Appliance Repair Pro

Avoid Using the Self-Cleaning Function in Gas and Electric Ovens

Why You Should Avoid Using the Self-Cleaning Function in Gas and Electric Ovens?

If you’re like most people, you probably think the self-cleaning function in your oven is a great feature. After all, who wouldn’t want to avoid the hassle of cleaning their oven by hand? Unfortunately, as professional oven repair technicians, we have seen the disastrous effects of this function on many occasions. In fact, we have even given it a nickname: the self-destruction function. Here’s why.

How It Works

When you activate the self-cleaning function, your oven heats up to a very high temperature (usually around 900 degrees Fahrenheit). This is much hotter than the normal operating temperature of an oven, which is typically between 300 and 500 degrees Fahrenheit. The purpose of this high temperature is to burn off any food residue and grease that may be stuck to the oven’s interior surfaces. Once the cleaning cycle is complete, the oven will shut off automatically and you can wipe away any remaining ash with a damp cloth.

Why It’s a Problem

On the surface, the self-cleaning function seems like a great idea. But in reality, it can cause serious damage to your oven’s electronic components. When the oven heats up to such a high temperature, it puts a tremendous amount of stress on the electronic control board, the temperature sensor, and other sensitive parts. Over time, this can cause these components to fail or malfunction, leading to a host of problems. Some of the most common issues we see include:

  • Error codes that prevent the oven from operating
  • Faulty temperature readings that cause the oven to overheat
  • Inaccurate timer settings that result in burnt or undercooked dishes
  • Non-responsive buttons or touchpads that make it difficult to use the oven at all
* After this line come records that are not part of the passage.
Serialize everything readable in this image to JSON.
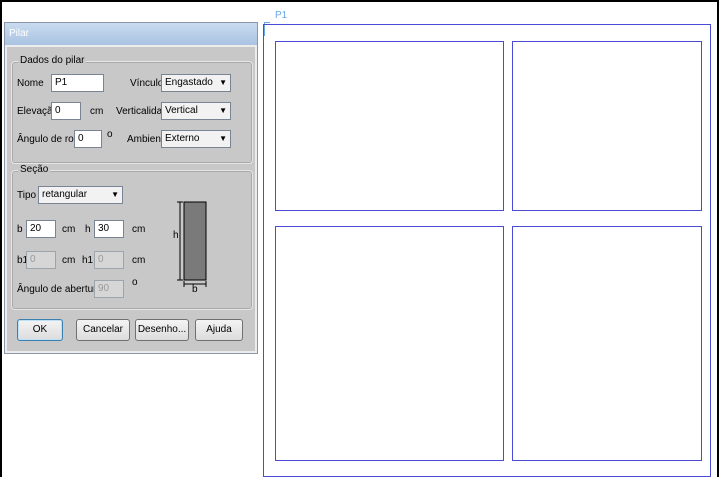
{
  "dialog": {
    "title": "Pilar",
    "dados": {
      "legend": "Dados do pilar",
      "nome_label": "Nome",
      "nome_value": "P1",
      "vinculo_label": "Vínculo",
      "vinculo_value": "Engastado",
      "elevacao_label": "Elevação",
      "elevacao_value": "0",
      "elevacao_unit": "cm",
      "verticalidade_label": "Verticalidade",
      "verticalidade_value": "Vertical",
      "angulo_label": "Ângulo de rotação",
      "angulo_value": "0",
      "angulo_unit": "o",
      "ambiente_label": "Ambiente",
      "ambiente_value": "Externo"
    },
    "secao": {
      "legend": "Seção",
      "tipo_label": "Tipo",
      "tipo_value": "retangular",
      "b_label": "b",
      "b_value": "20",
      "b_unit": "cm",
      "h_label": "h",
      "h_value": "30",
      "h_unit": "cm",
      "b1_label": "b1",
      "b1_value": "0",
      "b1_unit": "cm",
      "h1_label": "h1",
      "h1_value": "0",
      "h1_unit": "cm",
      "abertura_label": "Ângulo de abertura",
      "abertura_value": "90",
      "abertura_unit": "o",
      "diagram_h": "h",
      "diagram_b": "b"
    },
    "buttons": {
      "ok": "OK",
      "cancelar": "Cancelar",
      "desenho": "Desenho...",
      "ajuda": "Ajuda"
    }
  },
  "canvas": {
    "pillar_label": "P1"
  }
}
Although its convenient, below are the reasons why you should avoid using the self-cleaning function:

High Temperatures

Self-cleaning cycles typically use extremely high temperatures to burn off food residue and grease. In gas ovens, temperatures can reach up to 900°F (482°C), while electric ovens can go as high as 1000°F (538°C). These temperatures can pose a fire risk, especially if the oven has any defects or if there are flammable substances nearby.

Potential Damage to the Oven

The extreme heat during the self-cleaning cycle can cause damage to various components of the oven. The intense temperatures may harm the oven’s heating elements, thermostat, door seals, and electronic controls. This can result in malfunctions, increased energy consumption, and expensive repairs.

Fumes and Odors

During the self-cleaning process, food residue and grease are heated to the point of incineration, producing fumes and odors. This can release potentially harmful gases into your home, such as carbon monoxide and other volatile organic compounds (VOCs). It is essential to have proper ventilation when using the self-cleaning function, as inhaling these fumes can be hazardous, especially for individuals with respiratory conditions or sensitivities.

 avoid using the self-cleaning function

Risk to Pets and Small Children

The high temperatures generated during the self-cleaning cycle can present a danger to pets and small children. The exterior of the oven can become extremely hot, leading to burns if touched accidentally. Additionally, the prolonged duration of the cleaning cycle may cause stress to animals or disrupt the household routine, which can be particularly problematic for pets.

Energy Consumption

Self-cleaning cycles are energy-intensive and can consume a significant amount of electricity or gas. These cycles can last for several hours, resulting in increased energy usage and higher utility bills. If the oven is only lightly soiled, using a shorter and less energy-intensive cleaning method, such as manual cleaning, may be more economical and environmentally frien

What You Should Do Instead

The best way to keep your oven clean is to do it the old-fashioned way: with a damp cloth or sponge and some elbow grease. It may not be as convenient as the self-cleaning function, but it will save you a lot of money and headaches in the long run. If you do need to deep clean your oven, we recommend using a commercial oven cleaner or calling in a professional cleaning service.

Due to our experience in the field we strongly recommend you to avoid using self-cleaning function but If you have already used it and are experiencing problems with your oven, don’t worry.

Our oven repair service is here to help. We specialize in repairing all types of ovens, and we serve the Minneapolis area and nearby cities to the south, including Prior Lake, Savage, Lakeville, Shakopee, Burnsville, Bloomington, Eden Prairie, Minnetonka, Edina, Apple Valley, Eagan, Richfield, Farmington, Golden Valley, Hopkins, Chanhassen, Chaska, New Prague, and Jordan. Contact Us Today to schedule an appointment and get your oven back in working order.